Kloppenberg said statistics for the class of 2008 — the first to complete the school's new curriculum, Lawyer as Problem Solver — showed job placement improved by 2 percent in a year when average placement figures fell at law schools nationwide. Nearly 94 percent of the class found employment within nine months of graduation. Law school officials call it "the highest employment rate in years."

Ninety-two percent of the University of Dayton law school's 2008 class who took the Ohio bar exam for the first time in July 2008 passed the test. That rate tied for second in the state. Among all test-takers, the University of Dayton tied The Ohio State University and the University of Akron for the top spot.

But University of Dayton students and the way they learn aren't the only things getting noticed. The professors are garnering attention, too.

"The professors are wonderful," a third-year student told The Princeton Review. "Choosing a favorite would be an impossible task, because it would be a 15-way tie."

TIME, Newsweek and The Associated Press are among the national media that have recently interviewed or quoted University of Dayton law experts.

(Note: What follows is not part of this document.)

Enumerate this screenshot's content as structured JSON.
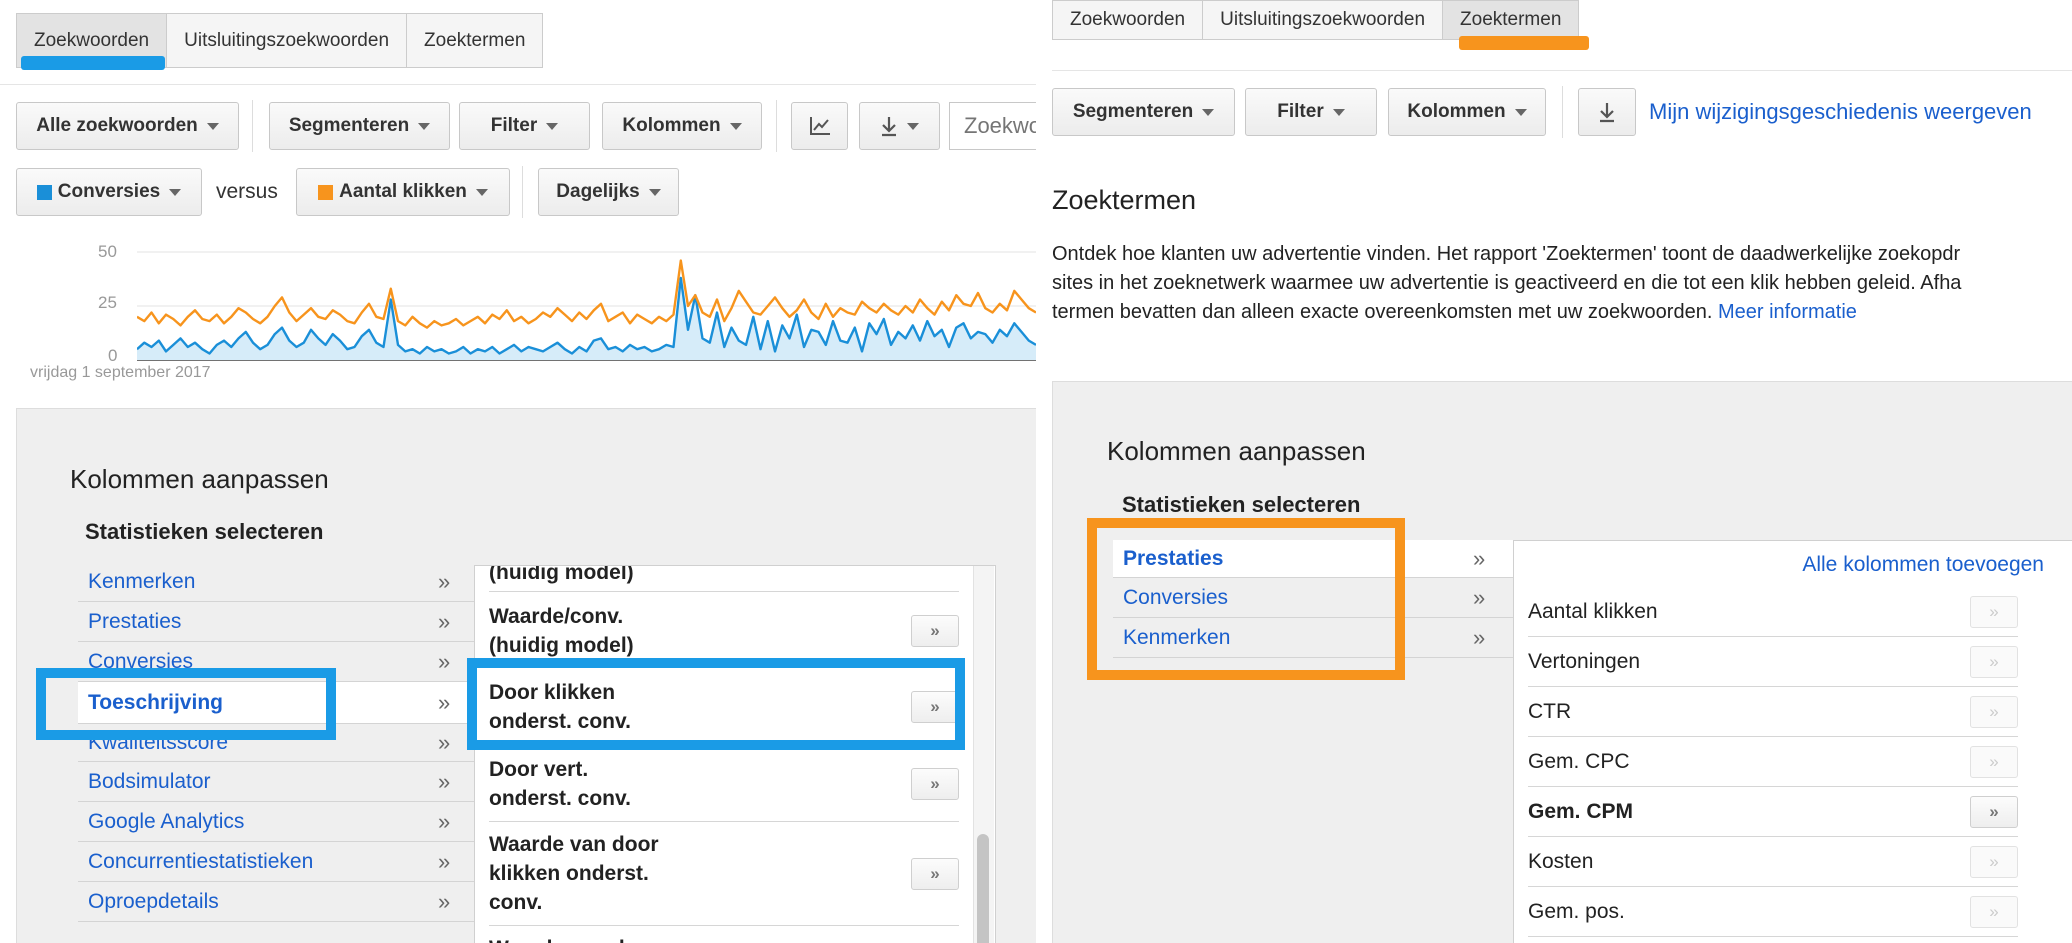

The National Conference for Community and Justice of Greater Dayton will give Professor Dennis Greene a Humanitarian Award later this month for his community outreach efforts. Recognizing a need to help increase the number of members of minority groups who become lawyers, Greene organized a Law and Leadership Institute to give eighth-graders a taste of the legal profession and start a pipeline into it. National Jurist profiled Greene's efforts with the Law and Leadership Institute in its October issue. Greene also instituted a Street Law program for Dayton Early College Academy students. In Street Law, University of Dayton School of Law students teach practical law for credit or as part of pro bono programs.

The University of Dayton School of Law first opened in 1922 but closed in 1935 because of the Great Depression. It reopened in 1974.

For more information, contact Shawn Robinson, associate director of news and communications, at 937-229-3391 or